Concern over plans by the San Francisco Municipal Transportation Agency (SFMTA) to make major changes to Polk Street has stepped up, with more meetings, petitions, and community organizing taking place to sway opinions in the neighborhood and among city leadership.
SFMTA is planning to remove potentially hundreds of parking spaces along Polk Street and replace them with measures including parklets, better protected bike lanes, and increased sidewalk space. But by pitting the area’s drivers and many businesses against bicyclists and mass transit activists, the SFMTA has created a situation that at present appears to be leaving no one happy.
Dan Kowalski, owner of Flipp on Green and Polk and leader of the Save Polk Street coalition, said the businesses his group represents support bikers and green city policies; but he said they are being made out to be the bad guys because they are worried about possible damage to their businesses from less vehicular traffic on the street, and he said the city’s leadership — including the mayor’s office — is siding with bike activists against small businesses.
But he is not completely pessimistic. “Our small group has met with the SFMTA on three separate occasions, two of them formal workshops, as they would call it, and one was an informal drop-in meeting at the SFMTA to take a look at what they’re proposing,” said Kowalski. “The engineers at the SFMTA that we’ve been working with seem to be pretty great. They’re working like engineers trying to solve the problem. They’re taking our workshop list in mind to come up with a plan that doesn’t remove as much parking on Polk Street, at least north of California Street.” He said he thinks they might still have big plans for removing more south of California.
But that good working relationship doesn’t necessarily apply to the rest of SFMTA. “They’re still trying to show us less [info] and get us to follow their lead,” said Kowalski, “and our response has started to be [that] we’re not going to move forward until we have detailed drawings for Polk Street from Union to McAllister.”
SFMTA scheduled two “open house” Polk Street Corridor Improvement Project Public Meetings at First Congregational Church (1300 Polk Street at Bush) to discuss the pros and cons of its Polk proposals; the first was scheduled to be held Saturday, April 27, from 5–8 p.m.; the second, with an identical agenda and time, was scheduled for Tuesday, April 30.
Kowalski says those meetings will be a good time to see if SFMTA is serious about considering his group’s suggestions or if it will short-change the ideas. Save Polk Street and supporters of the SFMTA’s original plans — which got a raucous reception at a March 18 community meeting, as reported last issue — are urging their members and friends to attend the open houses to make their views heard.
Meanwhile, efforts by proponents of the plan continue to expand. The board of the Community Leadership Alliance unanimously passed a measure in support of the original SFMTA proposal, with two restrictions. First, the nonprofit group said “rent-paying residents” of the Polk Street corridor should have the opportunity to get permitted parking on alley streets between Larkin and Van Ness. Second, Muni’s number 19 bus should have a frequency of 15-minute intervals from 9 a.m.–7 p.m.
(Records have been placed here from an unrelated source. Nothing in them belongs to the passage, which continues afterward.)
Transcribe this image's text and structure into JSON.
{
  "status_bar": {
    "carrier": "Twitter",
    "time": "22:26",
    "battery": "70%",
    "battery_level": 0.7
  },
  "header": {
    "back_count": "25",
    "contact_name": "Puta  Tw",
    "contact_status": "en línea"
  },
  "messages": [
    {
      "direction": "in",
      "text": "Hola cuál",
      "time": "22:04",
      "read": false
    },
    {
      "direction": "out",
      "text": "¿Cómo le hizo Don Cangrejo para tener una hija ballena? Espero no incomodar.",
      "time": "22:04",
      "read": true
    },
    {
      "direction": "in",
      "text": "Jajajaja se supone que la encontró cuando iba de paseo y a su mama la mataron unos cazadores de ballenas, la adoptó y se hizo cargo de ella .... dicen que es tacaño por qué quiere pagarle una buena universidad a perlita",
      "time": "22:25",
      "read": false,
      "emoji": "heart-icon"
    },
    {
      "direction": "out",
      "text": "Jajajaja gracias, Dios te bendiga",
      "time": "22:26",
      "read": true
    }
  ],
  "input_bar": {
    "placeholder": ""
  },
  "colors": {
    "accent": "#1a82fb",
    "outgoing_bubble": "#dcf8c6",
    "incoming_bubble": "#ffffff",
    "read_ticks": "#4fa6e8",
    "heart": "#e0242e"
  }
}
David J. Villa-Lobos, the executive director of CLA, made the suggestions in a letter to SFMTA director Ed Rieskin April 17. Villa-Lobos added that the CLA “believes that the aforementioned SFMTA Polk Street/corridor plan/proposal will prove to be a great boon to the community’s safety and local economy, and contributing greatly to the revitalization efforts of the Polk corridor’s community leadership.”
Folks for Polk is gathering signatures on a petition to Mayor Ed Lee and other city leaders to support the SFMTA plans for “widened sidewalks, protected bikeways, calmed traffic, safer intersections, landscaping with seating.” The group’s website also criticizes “a small group of vociferous locals [who] are trying to stop the plan by making false claims that scare people in the neighborhood.”
Madeleine Savit, a private architect and an organizer of the Folks for Polk group, has also been canvassing local businesses, sharing her view that the changes to the street could be a boon to their businesses. She said that most of the businesses opposed to the plan don’t know its details, and they are open to hearing her arguments. Folks for Polk has started a list of businesses that back the plan as a way to urge supporters to visit those businesses. She stressed that it is not a boycott and “was initiated to avoid one.”
For updates on the Polk Street situation, see the SFMTA’s page at www.sfmta.com/cms/opolk/PolkStreetCompleteStreets.htm; Folks for Polk at www.folksforpolk.org, and SavePolkStreet at www.savepolkstreet.com.